Interface dataset entries:
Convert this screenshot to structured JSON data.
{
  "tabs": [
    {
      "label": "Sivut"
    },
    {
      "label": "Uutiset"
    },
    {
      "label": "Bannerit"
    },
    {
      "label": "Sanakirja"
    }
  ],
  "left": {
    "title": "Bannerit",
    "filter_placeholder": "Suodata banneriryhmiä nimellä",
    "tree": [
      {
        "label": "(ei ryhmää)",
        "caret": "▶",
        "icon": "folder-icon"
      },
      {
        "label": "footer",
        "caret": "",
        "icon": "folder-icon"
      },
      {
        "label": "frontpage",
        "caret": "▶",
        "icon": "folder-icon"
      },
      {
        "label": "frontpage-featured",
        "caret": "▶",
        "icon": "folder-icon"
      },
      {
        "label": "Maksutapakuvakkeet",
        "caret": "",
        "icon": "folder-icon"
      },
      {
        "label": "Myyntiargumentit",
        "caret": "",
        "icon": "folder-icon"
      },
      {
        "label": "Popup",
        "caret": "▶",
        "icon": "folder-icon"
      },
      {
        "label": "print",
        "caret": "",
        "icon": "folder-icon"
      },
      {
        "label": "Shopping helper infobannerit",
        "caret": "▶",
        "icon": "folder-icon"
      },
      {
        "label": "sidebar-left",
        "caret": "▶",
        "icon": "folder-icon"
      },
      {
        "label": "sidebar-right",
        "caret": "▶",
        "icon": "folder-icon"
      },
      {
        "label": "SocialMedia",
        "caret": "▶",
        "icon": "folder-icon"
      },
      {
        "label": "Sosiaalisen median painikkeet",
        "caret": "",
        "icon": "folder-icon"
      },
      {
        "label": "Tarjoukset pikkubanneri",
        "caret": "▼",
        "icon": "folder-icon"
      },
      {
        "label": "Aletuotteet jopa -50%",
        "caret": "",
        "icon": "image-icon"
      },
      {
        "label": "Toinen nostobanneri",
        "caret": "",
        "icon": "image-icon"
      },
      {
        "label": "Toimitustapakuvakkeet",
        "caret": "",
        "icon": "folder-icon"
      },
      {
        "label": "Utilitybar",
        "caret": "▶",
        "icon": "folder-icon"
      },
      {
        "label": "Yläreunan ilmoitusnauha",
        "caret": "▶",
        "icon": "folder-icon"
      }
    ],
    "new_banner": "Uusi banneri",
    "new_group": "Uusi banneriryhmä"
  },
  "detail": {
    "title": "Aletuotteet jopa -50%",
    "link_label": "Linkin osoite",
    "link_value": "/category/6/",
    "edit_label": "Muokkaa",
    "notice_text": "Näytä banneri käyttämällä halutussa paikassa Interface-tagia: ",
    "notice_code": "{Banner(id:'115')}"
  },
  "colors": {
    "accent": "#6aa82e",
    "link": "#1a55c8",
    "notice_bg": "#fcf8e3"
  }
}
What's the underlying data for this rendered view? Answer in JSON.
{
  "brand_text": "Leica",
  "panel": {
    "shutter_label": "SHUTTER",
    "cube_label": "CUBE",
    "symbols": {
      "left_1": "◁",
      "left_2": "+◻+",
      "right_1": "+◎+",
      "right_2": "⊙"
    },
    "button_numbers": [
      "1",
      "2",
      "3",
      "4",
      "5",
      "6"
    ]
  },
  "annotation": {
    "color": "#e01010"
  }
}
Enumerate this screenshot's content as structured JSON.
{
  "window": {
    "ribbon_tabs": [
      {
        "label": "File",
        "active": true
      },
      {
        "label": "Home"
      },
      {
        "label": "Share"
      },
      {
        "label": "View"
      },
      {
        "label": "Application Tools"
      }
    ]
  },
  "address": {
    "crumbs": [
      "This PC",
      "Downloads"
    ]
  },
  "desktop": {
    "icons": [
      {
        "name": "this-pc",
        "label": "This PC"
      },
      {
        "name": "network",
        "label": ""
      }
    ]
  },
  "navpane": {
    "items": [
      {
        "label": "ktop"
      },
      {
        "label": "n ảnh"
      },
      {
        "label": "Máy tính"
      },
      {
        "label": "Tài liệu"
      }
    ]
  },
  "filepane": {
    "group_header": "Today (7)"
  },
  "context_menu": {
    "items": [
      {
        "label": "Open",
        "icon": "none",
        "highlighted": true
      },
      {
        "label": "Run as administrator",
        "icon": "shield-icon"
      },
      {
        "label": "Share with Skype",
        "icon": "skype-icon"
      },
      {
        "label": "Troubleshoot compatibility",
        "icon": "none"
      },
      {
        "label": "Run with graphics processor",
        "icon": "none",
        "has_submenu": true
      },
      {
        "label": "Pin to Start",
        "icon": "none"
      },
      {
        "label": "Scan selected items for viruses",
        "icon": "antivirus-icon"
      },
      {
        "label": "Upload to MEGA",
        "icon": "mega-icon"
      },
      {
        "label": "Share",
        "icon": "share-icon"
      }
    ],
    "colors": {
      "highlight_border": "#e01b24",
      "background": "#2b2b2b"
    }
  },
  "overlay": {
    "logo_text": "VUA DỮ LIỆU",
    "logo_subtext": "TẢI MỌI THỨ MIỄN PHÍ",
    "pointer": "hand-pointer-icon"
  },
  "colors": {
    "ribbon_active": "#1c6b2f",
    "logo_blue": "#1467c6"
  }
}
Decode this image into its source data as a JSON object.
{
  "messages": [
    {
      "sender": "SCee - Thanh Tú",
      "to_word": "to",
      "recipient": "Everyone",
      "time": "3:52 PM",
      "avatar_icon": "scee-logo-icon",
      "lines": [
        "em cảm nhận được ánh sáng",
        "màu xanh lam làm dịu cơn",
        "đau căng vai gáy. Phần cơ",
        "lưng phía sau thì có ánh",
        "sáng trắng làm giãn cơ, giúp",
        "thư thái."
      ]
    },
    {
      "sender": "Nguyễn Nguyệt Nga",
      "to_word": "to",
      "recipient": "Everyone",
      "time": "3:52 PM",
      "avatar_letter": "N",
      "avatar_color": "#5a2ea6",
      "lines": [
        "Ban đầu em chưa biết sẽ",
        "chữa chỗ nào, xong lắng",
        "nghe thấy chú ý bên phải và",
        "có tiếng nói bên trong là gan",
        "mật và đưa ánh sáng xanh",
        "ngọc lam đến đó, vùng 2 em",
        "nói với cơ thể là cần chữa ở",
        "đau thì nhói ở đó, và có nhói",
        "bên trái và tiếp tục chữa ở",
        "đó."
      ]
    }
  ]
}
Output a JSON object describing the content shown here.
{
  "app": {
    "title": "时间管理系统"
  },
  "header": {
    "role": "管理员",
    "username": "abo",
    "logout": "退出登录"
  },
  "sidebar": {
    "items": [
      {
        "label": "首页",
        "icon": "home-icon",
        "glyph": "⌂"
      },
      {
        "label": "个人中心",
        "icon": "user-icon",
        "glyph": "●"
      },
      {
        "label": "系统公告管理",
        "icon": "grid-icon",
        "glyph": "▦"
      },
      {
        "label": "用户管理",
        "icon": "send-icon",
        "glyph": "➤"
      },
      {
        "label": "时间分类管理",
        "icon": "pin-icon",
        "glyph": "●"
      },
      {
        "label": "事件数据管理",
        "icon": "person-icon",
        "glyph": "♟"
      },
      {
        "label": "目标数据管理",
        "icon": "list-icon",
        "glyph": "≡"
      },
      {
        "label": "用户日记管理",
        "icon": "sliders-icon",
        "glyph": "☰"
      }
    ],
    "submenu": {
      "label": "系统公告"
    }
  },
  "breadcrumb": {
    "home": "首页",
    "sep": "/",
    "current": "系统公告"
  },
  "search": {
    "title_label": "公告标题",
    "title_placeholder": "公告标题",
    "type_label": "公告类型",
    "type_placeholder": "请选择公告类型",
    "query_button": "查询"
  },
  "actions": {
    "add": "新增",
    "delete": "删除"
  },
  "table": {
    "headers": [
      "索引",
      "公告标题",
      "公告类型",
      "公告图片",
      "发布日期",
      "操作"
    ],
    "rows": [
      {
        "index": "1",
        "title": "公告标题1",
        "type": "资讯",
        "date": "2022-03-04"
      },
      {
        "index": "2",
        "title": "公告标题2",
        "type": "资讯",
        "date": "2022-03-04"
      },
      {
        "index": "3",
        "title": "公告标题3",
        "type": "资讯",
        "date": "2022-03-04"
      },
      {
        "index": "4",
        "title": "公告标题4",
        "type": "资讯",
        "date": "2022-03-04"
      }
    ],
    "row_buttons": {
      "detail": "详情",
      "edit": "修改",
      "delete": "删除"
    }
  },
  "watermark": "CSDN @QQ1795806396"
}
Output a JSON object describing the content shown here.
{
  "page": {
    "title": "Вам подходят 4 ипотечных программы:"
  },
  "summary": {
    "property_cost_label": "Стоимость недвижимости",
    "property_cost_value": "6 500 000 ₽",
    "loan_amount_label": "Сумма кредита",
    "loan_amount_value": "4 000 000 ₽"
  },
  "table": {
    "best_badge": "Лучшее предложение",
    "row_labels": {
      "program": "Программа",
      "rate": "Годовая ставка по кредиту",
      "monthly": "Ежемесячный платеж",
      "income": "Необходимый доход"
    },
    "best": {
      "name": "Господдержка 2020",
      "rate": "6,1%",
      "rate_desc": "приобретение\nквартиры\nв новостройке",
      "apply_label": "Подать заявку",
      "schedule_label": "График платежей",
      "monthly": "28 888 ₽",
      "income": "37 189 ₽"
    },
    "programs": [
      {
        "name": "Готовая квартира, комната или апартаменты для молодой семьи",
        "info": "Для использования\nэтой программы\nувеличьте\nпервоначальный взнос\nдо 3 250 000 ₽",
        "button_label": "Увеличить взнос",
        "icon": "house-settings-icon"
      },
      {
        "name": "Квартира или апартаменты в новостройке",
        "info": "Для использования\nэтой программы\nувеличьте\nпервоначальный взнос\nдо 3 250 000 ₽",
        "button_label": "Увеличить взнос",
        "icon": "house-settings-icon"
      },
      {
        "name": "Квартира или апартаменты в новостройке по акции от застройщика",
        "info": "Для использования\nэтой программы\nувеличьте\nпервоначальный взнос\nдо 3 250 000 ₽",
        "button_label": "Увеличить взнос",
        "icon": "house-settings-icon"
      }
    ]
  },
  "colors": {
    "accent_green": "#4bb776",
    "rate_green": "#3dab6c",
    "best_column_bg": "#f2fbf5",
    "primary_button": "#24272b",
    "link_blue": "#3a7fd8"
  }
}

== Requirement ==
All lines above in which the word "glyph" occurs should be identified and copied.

== Reply to the task ==
        "glyph": "⌂"
        "glyph": "●"
        "glyph": "▦"
        "glyph": "➤"
        "glyph": "●"
        "glyph": "♟"
        "glyph": "≡"
        "glyph": "☰"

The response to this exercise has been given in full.